BEGIN
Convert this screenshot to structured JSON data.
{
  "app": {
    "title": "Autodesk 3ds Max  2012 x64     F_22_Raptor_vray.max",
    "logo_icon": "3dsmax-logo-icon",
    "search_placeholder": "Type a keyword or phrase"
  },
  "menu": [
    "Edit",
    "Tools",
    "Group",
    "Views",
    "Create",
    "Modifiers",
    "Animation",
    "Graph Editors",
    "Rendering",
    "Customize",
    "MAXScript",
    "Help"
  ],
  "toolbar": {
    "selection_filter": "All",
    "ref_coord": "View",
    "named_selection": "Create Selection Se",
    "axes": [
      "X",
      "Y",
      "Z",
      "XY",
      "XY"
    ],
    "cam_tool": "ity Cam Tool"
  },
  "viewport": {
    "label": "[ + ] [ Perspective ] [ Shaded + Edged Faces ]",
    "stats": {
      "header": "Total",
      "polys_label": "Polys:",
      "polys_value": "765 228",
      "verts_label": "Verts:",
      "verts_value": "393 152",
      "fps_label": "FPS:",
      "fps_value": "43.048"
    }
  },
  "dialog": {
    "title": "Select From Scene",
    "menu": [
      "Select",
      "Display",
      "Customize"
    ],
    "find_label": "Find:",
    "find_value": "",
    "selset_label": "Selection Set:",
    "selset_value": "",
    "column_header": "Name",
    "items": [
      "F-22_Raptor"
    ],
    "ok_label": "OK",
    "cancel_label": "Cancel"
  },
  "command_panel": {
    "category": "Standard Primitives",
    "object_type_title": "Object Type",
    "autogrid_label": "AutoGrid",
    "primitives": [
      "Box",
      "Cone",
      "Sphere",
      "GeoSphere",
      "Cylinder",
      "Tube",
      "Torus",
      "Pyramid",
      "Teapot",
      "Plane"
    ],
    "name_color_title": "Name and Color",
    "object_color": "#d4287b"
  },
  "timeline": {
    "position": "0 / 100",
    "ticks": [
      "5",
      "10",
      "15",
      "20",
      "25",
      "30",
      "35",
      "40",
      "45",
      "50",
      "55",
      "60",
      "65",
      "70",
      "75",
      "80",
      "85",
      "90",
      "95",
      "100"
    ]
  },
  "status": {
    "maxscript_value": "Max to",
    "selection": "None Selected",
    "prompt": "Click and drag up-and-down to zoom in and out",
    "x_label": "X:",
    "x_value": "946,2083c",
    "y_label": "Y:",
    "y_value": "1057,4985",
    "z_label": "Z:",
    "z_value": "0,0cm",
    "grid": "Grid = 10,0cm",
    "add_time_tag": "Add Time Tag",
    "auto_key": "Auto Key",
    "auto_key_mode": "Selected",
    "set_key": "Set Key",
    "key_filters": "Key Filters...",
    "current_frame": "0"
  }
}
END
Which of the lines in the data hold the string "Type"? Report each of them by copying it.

    "search_placeholder": "Type a keyword or phrase"
    "object_type_title": "Object Type",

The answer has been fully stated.